of long rectangular form with slightly flared sides rising to an everted rim with indented corners, supported on a low foot of conforming shape, the interior divided into two sections by a thin crenulated wall shaped to support two brushes, painted on either side of the wall with blue dragon scales above green waves, the larger section vividly painted in underglaze blue, red, green, yellow and black enamels with a five-clawed dragon chasing a 'flaming pearl' opposite a long-tailed phoenix among clouds and flames above waves crashing over rocks, flanked on the sides with a dragon on one side and a phoenix on the other, the smaller compartment painted with an en face blue dragon, the sides filled with cloud motifs, the exterior similarly painted with a dragon in pursuit of a 'flaming pearl' and a phoenix following behind on either side, set with cloud motifs on each end and a colorful key-fret border around the foot, the base inscribed with a six-character reign mark in a vertical cartouche.

EXHIBITED: Chinese Ceramics from the Meiyintang Collection, The British Museum, London, 1994.
Evolution to Perfection. Chinese Ceramics from the Meiyintang Collection/ Evolution vers la perfection. Céramiques de Chine de la Collection Meiyintang, Sporting d'Hiver, Monte Carlo, 1996, cat. no. 136.

LITTERATURE: Regina Krahl, Chinese Ceramics from the Meiyintang Collection, London, 1994-2010, vol. 2, no. 710.

NOTE: A series of porcelains designed for the imperial writing desk was devised by the imperial kilns in the Wanli reign (AD 1573-1620), including ink stones, brush rests, brush boxes, brush trays and brush handles. Brush trays of this form are characteristic of the Wanli period, when they were made in several different versions, both in blue-and-white and wucai, sometimes also with a pair of dragons in the centre or with details raised in relief.
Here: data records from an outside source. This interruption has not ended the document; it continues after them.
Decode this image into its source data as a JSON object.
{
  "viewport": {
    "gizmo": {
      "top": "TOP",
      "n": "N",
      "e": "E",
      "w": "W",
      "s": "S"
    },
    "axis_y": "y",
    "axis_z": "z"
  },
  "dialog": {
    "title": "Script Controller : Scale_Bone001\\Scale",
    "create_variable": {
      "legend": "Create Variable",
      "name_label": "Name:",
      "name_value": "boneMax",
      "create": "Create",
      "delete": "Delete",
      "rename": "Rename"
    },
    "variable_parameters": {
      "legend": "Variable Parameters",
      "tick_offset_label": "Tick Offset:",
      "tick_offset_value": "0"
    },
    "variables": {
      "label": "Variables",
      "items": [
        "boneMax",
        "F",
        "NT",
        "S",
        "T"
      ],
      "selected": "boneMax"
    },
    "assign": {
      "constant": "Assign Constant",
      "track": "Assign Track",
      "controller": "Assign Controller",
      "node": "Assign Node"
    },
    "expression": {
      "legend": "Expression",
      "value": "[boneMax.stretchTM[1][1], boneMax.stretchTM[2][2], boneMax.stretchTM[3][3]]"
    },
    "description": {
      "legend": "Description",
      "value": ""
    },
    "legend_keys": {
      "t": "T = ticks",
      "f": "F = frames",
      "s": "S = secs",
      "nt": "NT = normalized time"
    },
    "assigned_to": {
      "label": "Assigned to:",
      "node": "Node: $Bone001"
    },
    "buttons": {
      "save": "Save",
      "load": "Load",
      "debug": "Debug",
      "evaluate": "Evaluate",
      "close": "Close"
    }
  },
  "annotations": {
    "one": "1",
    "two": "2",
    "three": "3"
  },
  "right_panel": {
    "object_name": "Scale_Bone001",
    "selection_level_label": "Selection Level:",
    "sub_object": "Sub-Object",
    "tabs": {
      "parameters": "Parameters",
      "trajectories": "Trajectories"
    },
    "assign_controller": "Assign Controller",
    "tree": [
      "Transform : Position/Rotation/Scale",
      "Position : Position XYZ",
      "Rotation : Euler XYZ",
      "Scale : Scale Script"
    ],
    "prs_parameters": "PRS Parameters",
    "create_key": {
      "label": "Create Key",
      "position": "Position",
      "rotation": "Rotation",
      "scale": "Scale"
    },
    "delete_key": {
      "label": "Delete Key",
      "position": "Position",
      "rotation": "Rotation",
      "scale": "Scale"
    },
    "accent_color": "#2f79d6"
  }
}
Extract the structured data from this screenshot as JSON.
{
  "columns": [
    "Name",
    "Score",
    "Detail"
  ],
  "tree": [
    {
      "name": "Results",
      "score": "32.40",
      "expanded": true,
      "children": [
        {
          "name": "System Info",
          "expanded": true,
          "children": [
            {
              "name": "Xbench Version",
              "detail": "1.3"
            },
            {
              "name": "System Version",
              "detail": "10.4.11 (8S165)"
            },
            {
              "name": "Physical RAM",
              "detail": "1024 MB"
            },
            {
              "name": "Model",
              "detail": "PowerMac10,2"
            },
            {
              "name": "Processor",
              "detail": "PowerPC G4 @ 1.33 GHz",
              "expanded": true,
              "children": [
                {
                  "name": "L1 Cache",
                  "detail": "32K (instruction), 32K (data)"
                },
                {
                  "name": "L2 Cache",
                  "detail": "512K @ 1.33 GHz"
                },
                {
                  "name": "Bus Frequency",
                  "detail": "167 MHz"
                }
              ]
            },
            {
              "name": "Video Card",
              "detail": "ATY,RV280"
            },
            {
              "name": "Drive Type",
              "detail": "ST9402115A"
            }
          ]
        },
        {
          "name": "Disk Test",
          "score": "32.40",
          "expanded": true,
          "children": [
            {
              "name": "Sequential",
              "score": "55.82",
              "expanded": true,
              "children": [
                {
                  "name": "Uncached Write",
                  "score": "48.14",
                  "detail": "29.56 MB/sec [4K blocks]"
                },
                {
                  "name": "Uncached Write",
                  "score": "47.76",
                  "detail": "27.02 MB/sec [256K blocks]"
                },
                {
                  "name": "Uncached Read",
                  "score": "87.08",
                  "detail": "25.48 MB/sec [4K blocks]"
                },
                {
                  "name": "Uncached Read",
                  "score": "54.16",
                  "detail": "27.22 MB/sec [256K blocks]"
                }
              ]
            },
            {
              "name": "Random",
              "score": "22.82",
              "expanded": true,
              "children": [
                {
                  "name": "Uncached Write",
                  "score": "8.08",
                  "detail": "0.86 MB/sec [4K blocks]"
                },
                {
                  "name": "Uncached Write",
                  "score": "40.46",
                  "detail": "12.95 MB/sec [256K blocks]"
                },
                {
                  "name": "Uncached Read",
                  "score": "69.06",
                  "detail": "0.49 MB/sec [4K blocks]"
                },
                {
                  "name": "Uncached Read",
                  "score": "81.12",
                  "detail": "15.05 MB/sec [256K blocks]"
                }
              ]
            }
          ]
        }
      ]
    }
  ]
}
A wucai brush tray of the present design in the Shanghai Museum is illustrated in Lu Minghua, Shanghai Bowuguan zangpin yanjiu daxi / Studies of the Shanghai Museum Collections : A Series of Monographs. Mingdai guanyao ciqi [Ming imperial porcelain], Shanghai, 2007, pl. 3-106; another from the collection of Christina Loke Balsara, published in Laszlo Legeza, 'Ming and Ch'ing Imperial Tou-Ts'ai and Wu-Ts'ai Porcelains', Arts of Asia, January-February 1980, p. 105 and p. 107, figs. 17-19, was sold at Christie's Hong Kong, 19th January 1988, lot 265; one without the 'flaming pearl' between the dragon and phoenix was sold at Sotheby's London, 20th June 2001, lot 42; another at Christie's Hong Kong, 1st December 2010, lot 2810 from the Greenwald collection. A similar tray was also included in the exhibition The Arts of the Ming Dynasty, Detroit Institute of Arts, Detroit, 1952, cat. no. 176, together with a brush handle such as lot 34, both from the Fogg Art Museum, Cambridge, Mass.

Sotheby's. The Meiyintang Collection, Part III - An Important Selection of Imperial Chinese Porcelains. Hong Kong | 04 Apr 2012, 10:15 AM